(AP)—News Corp. says its board of directors has approved plans to split its entertainment and publishing businesses into two separate companies.
Four young computer hackers who masterminded cyberattacks on targets from the CIA to Sony Pictures and Rupert Murdoch's News International were sentenced to up to 32 months in prison on Thursday.
A self-proclaimed leader of the LulzSec international hacking group has been arrested in Australia, police said, charging him with attacking and defacing a government website.
News Corp. says that the insurers backing its board of directors will pay the company $139 million to settle shareholder lawsuits over the British phone hacking scandal and the controversial purchase of an entertainment company ...
A British computer hacker affiliated to the group Lulz Security pleaded guilty Tuesday to cyberattacks on institutions including Sony, Britain's National Health Service and Rupert Murdoch's News International.
Britain's top-selling newspaper The Sun, owned by Rupert Murdoch, is to start charging readers for access to its website, a spokeswoman confirmed on Wednesday.
The British government has insisted that bloggers and posts on social media would not be caught by a new system of press regulation, but campaigners warned the new rules could be open to interpretation.
News Corp. took the wraps off its new tablet computer for the school market Wednesday, saying the device would use "digital innovation to transform teaching and learning."

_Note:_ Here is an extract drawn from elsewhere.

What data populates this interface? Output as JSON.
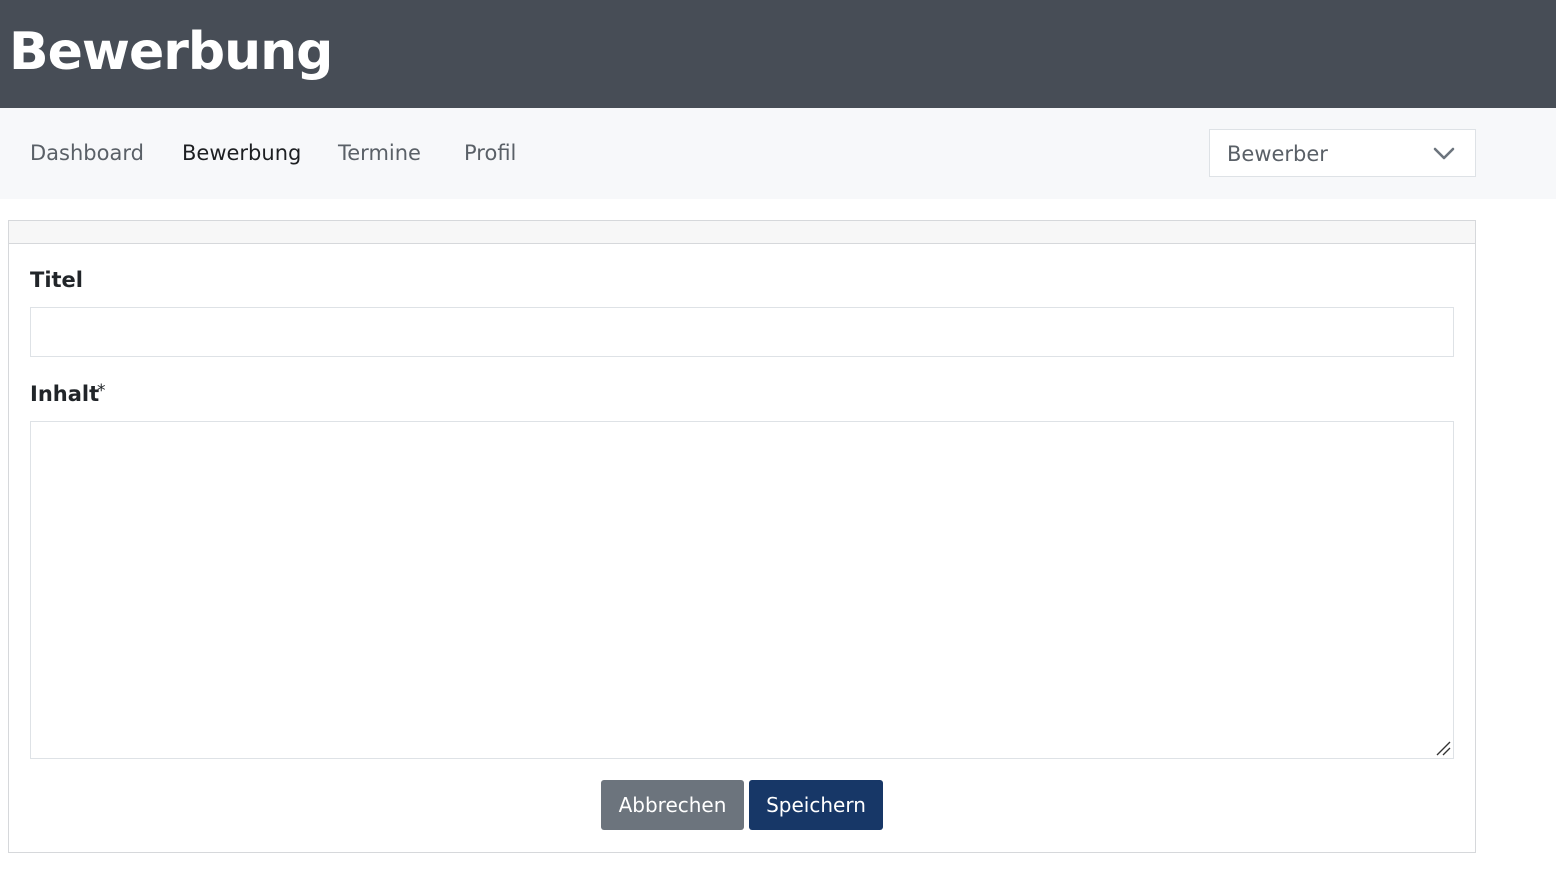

Media conglomerate News Corp. says earnings for the last three months of 2012 grew, helped by higher revenue at its pay TV networks and gains from acquisitions.
The man who led the inquiry into Britain's phone-hacking scandal has warned that bloggers and tweeters should be subject to the same laws as traditional media outlets to prevent a decline in standards of journalism.